──────── PROVIDED MATERIAL

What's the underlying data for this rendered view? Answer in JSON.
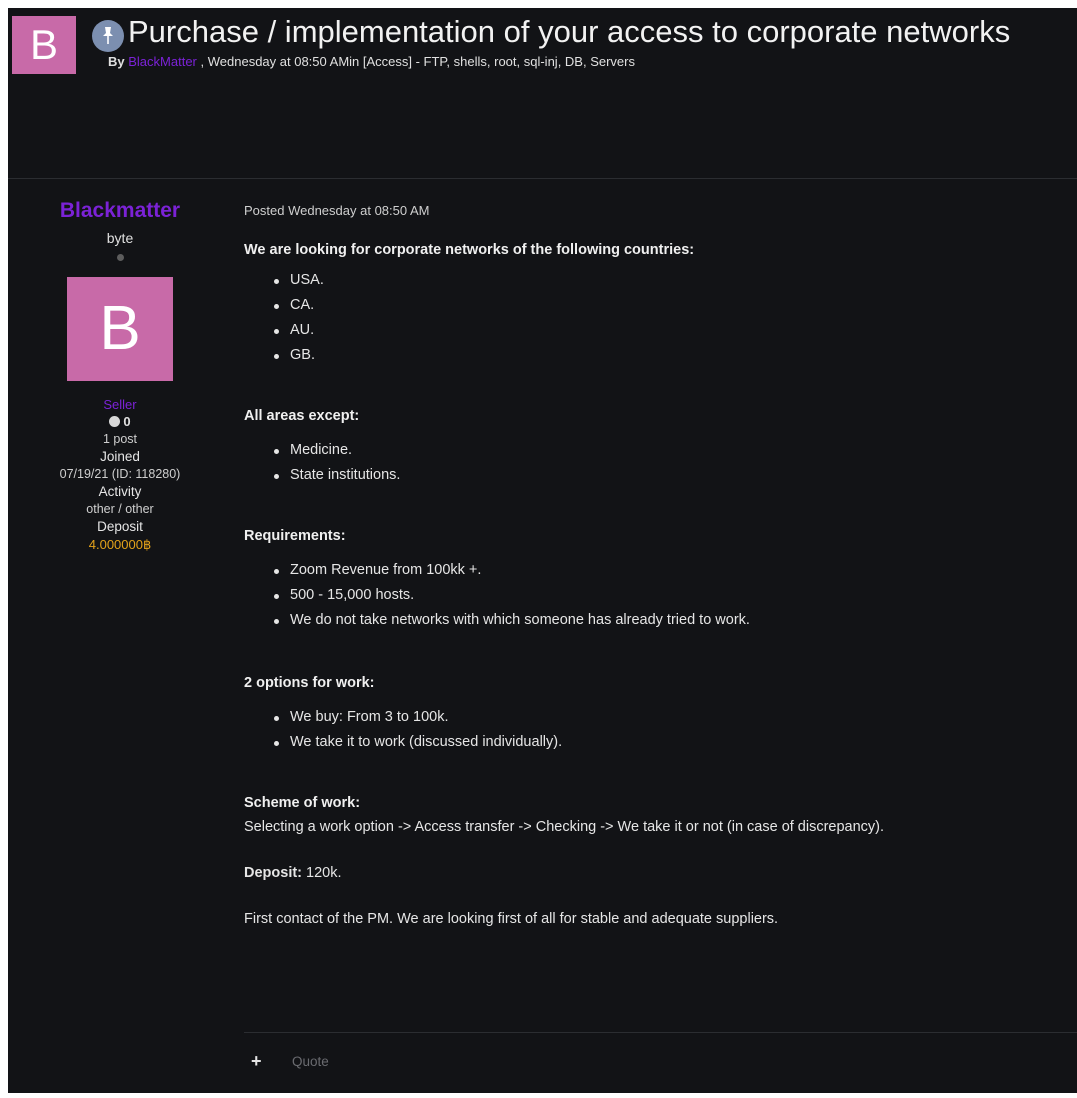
{
  "header": {
    "avatar_letter": "B",
    "title": "Purchase / implementation of your access to corporate networks",
    "by_label": "By",
    "author": "BlackMatter",
    "meta_rest": ", Wednesday at 08:50 AMin [Access] - FTP, shells, root, sql-inj, DB, Servers"
  },
  "sidebar": {
    "username": "Blackmatter",
    "rank": "byte",
    "avatar_letter": "B",
    "group": "Seller",
    "reputation": "0",
    "posts": "1 post",
    "joined_label": "Joined",
    "joined_value": "07/19/21 (ID: 118280)",
    "activity_label": "Activity",
    "activity_value": "other / other",
    "deposit_label": "Deposit",
    "deposit_value": "4.000000฿"
  },
  "post": {
    "posted": "Posted Wednesday at 08:50 AM",
    "countries_heading": "We are looking for corporate networks of the following countries:",
    "countries": [
      "USA.",
      "CA.",
      "AU.",
      "GB."
    ],
    "areas_heading": "All areas except:",
    "areas": [
      "Medicine.",
      "State institutions."
    ],
    "requirements_heading": "Requirements:",
    "requirements": [
      "Zoom Revenue from 100kk +.",
      "500 - 15,000 hosts.",
      "We do not take networks with which someone has already tried to work."
    ],
    "options_heading": "2 options for work:",
    "options": [
      "We buy: From 3 to 100k.",
      "We take it to work (discussed individually)."
    ],
    "scheme_heading": "Scheme of work:",
    "scheme_text": "Selecting a work option -> Access transfer -> Checking -> We take it or not (in case of discrepancy).",
    "deposit_label": "Deposit:",
    "deposit_value": " 120k.",
    "closing": "First contact of the PM. We are looking first of all for stable and adequate suppliers."
  },
  "footer": {
    "plus": "+",
    "quote": "Quote"
  }
}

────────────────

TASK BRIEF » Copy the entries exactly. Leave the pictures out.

RESPONSE TO THE TASK »
What's the underlying data for this rendered view? Answer in JSON.
{
  "header": {
    "avatar_letter": "B",
    "title": "Purchase / implementation of your access to corporate networks",
    "by_label": "By",
    "author": "BlackMatter",
    "meta_rest": ", Wednesday at 08:50 AMin [Access] - FTP, shells, root, sql-inj, DB, Servers"
  },
  "sidebar": {
    "username": "Blackmatter",
    "rank": "byte",
    "avatar_letter": "B",
    "group": "Seller",
    "reputation": "0",
    "posts": "1 post",
    "joined_label": "Joined",
    "joined_value": "07/19/21 (ID: 118280)",
    "activity_label": "Activity",
    "activity_value": "other / other",
    "deposit_label": "Deposit",
    "deposit_value": "4.000000฿"
  },
  "post": {
    "posted": "Posted Wednesday at 08:50 AM",
    "countries_heading": "We are looking for corporate networks of the following countries:",
    "countries": [
      "USA.",
      "CA.",
      "AU.",
      "GB."
    ],
    "areas_heading": "All areas except:",
    "areas": [
      "Medicine.",
      "State institutions."
    ],
    "requirements_heading": "Requirements:",
    "requirements": [
      "Zoom Revenue from 100kk +.",
      "500 - 15,000 hosts.",
      "We do not take networks with which someone has already tried to work."
    ],
    "options_heading": "2 options for work:",
    "options": [
      "We buy: From 3 to 100k.",
      "We take it to work (discussed individually)."
    ],
    "scheme_heading": "Scheme of work:",
    "scheme_text": "Selecting a work option -> Access transfer -> Checking -> We take it or not (in case of discrepancy).",
    "deposit_label": "Deposit:",
    "deposit_value": " 120k.",
    "closing": "First contact of the PM. We are looking first of all for stable and adequate suppliers."
  },
  "footer": {
    "plus": "+",
    "quote": "Quote"
  }
}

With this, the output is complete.